In the morning, we decided that since it was such a spectacular, sunny, cloud-free day that we would sit and soak it in – enjoying the vistas that surrounded us. Another grizzly bear came out, seeking more snacks and we watched him or her for an hour or so.
We had determined that we could not spend a full 7 days in Glacier Bay and make it to Sitka, and see all that we wished before we needed to head south. As such, we decided to check out a few coves and inlets, visit the sea lions and puffins again and take a leisurely cruise back to Bartlett Cove that evening. It was a stunning afternoon.
We were passed by a cruise ship when I was at the helm. AIS was very concerned about a potential collision, but all was fine as they passed us and created a bit of wake. As we were coming into Bartlett Cove, the second cruise ship of the day was also arriving at the mouth of the bay. An interesting note here – the cruise ships pick up rangers at Bartlett Cove who are a resource for passengers. They then tour the bay and drop the rangers back off. Simple, right? Not so much. The transfer happens at 7 to 8 knots. The ship slows down and the Park Service drives their 30 foot tender up against the cruise ship where the rangers slide on and off. We watched the transfer happen as we gave way to the cruise ship to allow an easy process for the rangers. That’s a job hazard, huh?

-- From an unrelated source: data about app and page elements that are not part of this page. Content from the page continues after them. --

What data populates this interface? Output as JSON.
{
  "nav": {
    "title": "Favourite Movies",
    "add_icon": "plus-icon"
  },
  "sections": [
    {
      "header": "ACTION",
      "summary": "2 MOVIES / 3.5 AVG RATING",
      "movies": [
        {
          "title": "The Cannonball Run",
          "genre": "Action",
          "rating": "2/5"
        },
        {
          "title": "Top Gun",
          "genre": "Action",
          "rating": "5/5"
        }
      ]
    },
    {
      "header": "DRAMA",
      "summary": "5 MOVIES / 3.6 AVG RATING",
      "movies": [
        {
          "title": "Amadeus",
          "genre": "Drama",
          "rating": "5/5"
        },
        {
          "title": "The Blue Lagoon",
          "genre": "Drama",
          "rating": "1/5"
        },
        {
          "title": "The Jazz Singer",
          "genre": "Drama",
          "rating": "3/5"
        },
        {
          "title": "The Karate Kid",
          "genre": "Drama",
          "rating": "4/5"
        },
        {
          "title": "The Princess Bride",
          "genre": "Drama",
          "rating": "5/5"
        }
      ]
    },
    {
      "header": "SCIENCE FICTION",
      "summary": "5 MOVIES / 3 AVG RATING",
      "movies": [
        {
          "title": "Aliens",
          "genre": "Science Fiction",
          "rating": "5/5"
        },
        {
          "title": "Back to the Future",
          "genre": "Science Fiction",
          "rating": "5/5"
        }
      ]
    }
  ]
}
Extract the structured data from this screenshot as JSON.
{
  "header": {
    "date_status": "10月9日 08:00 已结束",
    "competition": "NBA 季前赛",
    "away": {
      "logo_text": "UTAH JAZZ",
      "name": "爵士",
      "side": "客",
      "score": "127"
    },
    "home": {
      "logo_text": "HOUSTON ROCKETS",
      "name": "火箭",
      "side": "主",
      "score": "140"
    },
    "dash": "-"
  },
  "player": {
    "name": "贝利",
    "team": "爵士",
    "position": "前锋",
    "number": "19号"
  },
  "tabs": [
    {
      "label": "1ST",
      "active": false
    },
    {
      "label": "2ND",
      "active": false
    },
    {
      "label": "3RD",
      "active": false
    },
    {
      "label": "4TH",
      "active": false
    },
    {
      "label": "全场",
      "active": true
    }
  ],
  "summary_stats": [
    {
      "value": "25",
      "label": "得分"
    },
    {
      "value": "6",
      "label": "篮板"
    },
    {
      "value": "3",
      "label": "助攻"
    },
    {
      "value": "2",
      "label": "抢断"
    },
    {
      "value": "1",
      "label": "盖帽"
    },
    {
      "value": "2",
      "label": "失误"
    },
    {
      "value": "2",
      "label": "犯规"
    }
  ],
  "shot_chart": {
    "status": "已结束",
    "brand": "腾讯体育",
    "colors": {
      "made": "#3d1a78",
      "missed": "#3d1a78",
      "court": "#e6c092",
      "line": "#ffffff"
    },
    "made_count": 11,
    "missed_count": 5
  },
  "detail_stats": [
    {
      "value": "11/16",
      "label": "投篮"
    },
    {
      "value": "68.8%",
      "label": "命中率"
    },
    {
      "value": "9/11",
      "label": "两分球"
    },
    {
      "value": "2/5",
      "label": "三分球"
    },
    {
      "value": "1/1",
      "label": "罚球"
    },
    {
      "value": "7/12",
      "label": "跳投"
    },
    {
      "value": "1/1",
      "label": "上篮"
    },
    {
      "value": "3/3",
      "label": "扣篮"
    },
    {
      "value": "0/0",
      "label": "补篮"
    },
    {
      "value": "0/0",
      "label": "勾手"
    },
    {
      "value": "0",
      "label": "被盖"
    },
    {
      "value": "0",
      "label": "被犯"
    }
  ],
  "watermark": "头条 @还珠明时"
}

We took Zoe for a long walk around the ranger station and enjoyed a good dinner and a cold beer at the Glacier Bay Lodge. A successful journey!